- Finally, now put them into your refrigerator for an additional 30 days (same process in moistened mulch or sand).
If you follow this step-by-step, you’ll have a great chance at germination in the spring.
Reminder: Check on your seed bags every now and then to make sure they haven’t dried out!
When you’ve finished the stratification process, you can now sow the seeds.
Fill some pots with a mix of sand and compost, surface sow the seeds, and cover with a fine layer of soil.
Moisten regularly, and cover to keep the humidity level high.
Sugar maple seeds should germinate within a week.
How to Propagate Sugar Maple (Acer saccharum) by Cuttings
Softwood cuttings are another effective method if you want to propagate sugar maples.
Important: Always take stem cuttings from young trees, as older, mature trees lose their ability to regenerate.
Ideally, if you can find some trees about 3-4 years old that don’t produce seeds yet, they’ll be a great source of cuttings.
The best time of the year to harvest softwood cuttings is from Spring to mid-Summer.
A good rule of thumb to practice anywhere is to wait at least 6 weeks after the first growth to harvest your cuttings.
Now here’s how to harvest your cuttings:
- First, identify a branch that’s got new growth and take a closer look at the shoots.
- Find a piece of branch that’s not firm, brown old growth, it’ll be green but by now it will have gone semi-hard.

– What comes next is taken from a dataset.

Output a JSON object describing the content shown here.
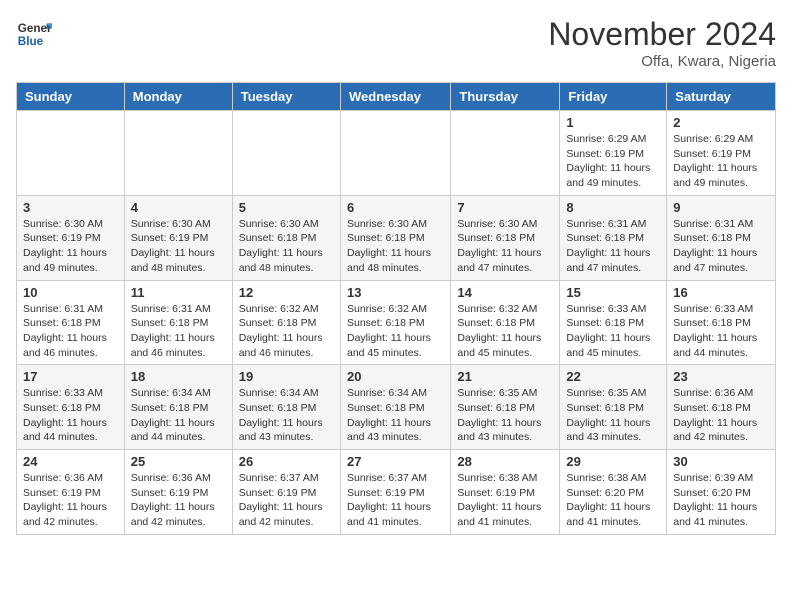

- Snip a shoot off just below a node, but don’t take branches too thin, 1/4 inch width minimum, and they should be 6-8 inches long.
- Next, remove the leaves except for 1-2 at the top, if they are too big cut the leaves in half.
- Use a razor blade to scuff the base of the cuttings and expose the cambium. Make a vertical line on opposite sides, about 1 inch long.
- Next, dip them in rooting hormones (IBA TALC 3000 PPM), knock off the excess with a light flick, then plant them into your propagation substrate.
- Finally, keep watering the rooting medium, the substrate shouldn’t be soggy but it should stay moist.
With proper warmth and moisture, roots should form within 4-6 weeks.
Recommended rooting medium: Indoor: 3:1 perlite to peat moss. Outdoor: Sand.
That’s it! That should have you covered on multiplying your sugar maples!
Q: What is the difference between sugar and red maple?
A: It’s mostly the sap, since sap from a sugar maple tree typically has more sugar than sap from a red maple, sugar maple trees are more desirable from an economic perspective for making maple syrup.
Q: Is sugar maple easy to grow?
A: Fairly easy if you follow a few rules: Sugar maple trees can thrive in fairly dry conditions, but for best results, the soil should remain moist but not sodden. It is important to make sure that you have enough space for a sugar maple tree to grow to its full potential before planting, as they can reach up to 74 feet (22.5 m.) tall and be almost as wide. Planting a sugar maple tree in a space that is too small will only lead to disappointment.
Q: How fast does Acer saccharum grow?
A: Sugar maple has a growth rate ranging from slow to medium, with annual height increases between less than 12″ and 24″.
Q: What is the lifespan of a sugar maple tree?
A: The Sugar Maple, when healthy, can live for over four centuries. There was one recently cut down in the U.S. that was about 240 years old.